:: Work order ::
For the word "structured", state the number of lines in the data that contain it, and nothing else.

:: Data records for software interfaces ::
-*-

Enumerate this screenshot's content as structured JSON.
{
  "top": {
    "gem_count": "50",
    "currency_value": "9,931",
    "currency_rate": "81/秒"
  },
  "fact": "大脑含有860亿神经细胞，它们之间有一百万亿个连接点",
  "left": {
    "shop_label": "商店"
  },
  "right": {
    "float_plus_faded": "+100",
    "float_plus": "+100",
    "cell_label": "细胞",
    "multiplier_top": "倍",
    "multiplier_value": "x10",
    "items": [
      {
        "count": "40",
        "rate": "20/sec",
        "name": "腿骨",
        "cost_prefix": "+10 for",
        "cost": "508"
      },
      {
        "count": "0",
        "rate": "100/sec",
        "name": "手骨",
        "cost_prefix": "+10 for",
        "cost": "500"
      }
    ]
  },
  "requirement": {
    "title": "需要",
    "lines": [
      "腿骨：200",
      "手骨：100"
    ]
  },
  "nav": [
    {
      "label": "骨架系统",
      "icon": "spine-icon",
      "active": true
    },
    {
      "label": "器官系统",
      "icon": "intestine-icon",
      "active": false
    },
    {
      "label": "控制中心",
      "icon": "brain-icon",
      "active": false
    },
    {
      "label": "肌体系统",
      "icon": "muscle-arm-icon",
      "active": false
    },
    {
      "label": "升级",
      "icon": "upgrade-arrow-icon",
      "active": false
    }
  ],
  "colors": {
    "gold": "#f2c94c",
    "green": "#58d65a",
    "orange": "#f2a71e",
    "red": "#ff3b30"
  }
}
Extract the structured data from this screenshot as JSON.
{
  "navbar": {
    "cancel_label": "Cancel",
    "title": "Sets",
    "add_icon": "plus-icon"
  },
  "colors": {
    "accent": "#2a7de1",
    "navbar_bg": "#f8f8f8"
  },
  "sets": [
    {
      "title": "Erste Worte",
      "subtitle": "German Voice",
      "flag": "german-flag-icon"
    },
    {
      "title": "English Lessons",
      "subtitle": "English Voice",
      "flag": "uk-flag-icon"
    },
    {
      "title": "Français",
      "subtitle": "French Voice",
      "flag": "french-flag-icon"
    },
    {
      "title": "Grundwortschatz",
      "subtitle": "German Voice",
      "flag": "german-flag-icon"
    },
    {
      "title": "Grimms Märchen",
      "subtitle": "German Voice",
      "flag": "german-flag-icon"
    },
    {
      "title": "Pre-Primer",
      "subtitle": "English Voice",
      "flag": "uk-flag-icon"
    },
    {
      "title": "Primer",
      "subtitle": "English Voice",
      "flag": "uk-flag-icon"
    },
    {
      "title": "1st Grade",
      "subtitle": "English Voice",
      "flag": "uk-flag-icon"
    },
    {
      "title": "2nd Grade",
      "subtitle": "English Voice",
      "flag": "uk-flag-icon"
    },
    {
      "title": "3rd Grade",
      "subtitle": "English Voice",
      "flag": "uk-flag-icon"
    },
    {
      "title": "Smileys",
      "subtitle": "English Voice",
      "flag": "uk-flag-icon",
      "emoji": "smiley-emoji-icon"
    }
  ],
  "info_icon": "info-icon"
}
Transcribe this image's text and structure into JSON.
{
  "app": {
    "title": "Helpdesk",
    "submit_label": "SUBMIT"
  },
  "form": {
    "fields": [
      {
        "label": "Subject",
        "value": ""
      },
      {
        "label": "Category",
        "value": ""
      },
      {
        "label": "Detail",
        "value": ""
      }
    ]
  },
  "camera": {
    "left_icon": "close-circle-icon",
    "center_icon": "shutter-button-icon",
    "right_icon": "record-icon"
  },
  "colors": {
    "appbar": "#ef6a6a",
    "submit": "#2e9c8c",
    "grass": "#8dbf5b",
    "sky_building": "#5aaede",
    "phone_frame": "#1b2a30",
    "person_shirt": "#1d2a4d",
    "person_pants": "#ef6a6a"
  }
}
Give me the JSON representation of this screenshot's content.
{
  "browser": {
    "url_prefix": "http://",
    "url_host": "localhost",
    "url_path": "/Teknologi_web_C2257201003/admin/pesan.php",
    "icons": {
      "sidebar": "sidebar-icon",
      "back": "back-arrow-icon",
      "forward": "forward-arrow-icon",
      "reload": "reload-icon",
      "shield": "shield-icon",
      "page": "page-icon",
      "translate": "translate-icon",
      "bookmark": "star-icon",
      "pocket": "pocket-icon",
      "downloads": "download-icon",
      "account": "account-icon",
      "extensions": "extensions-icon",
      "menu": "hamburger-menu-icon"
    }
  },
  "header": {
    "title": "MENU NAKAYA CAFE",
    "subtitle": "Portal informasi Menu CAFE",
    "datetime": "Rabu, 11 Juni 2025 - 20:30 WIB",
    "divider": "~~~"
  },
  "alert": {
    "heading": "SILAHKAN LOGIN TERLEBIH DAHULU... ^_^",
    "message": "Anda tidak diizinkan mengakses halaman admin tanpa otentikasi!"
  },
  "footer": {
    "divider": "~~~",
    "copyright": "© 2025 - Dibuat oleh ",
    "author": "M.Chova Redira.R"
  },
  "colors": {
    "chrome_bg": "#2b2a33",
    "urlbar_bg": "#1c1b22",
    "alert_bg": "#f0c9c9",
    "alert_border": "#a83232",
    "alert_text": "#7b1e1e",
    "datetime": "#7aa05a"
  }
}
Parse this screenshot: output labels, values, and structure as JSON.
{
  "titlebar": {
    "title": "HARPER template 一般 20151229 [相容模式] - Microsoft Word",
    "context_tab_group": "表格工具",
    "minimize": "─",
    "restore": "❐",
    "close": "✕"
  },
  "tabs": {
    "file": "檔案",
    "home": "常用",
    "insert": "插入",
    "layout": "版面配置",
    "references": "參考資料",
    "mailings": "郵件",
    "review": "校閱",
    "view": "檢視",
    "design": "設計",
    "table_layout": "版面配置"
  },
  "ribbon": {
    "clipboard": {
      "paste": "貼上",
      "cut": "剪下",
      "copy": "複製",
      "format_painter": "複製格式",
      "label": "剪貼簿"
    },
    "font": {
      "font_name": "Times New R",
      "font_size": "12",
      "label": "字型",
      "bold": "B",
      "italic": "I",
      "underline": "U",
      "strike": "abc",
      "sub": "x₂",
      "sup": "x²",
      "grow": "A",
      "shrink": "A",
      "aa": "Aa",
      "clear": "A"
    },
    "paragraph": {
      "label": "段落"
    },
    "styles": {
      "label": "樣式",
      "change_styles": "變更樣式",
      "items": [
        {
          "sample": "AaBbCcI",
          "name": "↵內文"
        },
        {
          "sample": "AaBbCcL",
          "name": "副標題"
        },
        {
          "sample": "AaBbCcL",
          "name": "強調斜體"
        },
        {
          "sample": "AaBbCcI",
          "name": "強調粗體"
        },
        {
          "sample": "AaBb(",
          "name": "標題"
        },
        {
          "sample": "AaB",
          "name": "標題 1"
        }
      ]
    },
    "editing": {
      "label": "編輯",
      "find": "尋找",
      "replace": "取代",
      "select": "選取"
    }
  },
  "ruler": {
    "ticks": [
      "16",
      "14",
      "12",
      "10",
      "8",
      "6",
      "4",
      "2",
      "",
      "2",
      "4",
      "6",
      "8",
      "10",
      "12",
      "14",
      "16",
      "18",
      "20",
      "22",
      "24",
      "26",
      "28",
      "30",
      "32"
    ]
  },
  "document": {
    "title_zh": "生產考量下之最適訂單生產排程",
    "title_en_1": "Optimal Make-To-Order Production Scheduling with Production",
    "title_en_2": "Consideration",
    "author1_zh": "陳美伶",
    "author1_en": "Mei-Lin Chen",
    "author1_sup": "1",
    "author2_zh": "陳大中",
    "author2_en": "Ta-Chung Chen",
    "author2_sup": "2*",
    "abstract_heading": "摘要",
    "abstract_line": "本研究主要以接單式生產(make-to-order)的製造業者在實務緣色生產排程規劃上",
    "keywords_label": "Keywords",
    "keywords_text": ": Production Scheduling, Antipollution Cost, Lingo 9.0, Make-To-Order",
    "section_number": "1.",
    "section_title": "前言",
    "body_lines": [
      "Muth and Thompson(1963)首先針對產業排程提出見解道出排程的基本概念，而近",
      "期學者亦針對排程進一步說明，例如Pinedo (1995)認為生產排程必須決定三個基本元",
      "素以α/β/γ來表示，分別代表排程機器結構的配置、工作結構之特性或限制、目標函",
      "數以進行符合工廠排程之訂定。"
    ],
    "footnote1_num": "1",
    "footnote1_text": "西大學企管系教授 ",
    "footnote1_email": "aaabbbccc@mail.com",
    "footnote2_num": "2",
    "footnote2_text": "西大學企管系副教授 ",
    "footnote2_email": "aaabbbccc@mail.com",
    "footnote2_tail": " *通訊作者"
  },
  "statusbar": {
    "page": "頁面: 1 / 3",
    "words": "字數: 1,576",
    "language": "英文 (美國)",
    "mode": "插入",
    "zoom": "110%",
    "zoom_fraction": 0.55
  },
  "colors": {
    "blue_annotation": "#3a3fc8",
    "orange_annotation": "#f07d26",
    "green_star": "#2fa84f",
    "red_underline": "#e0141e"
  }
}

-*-

:: Reply to the exercise ::
2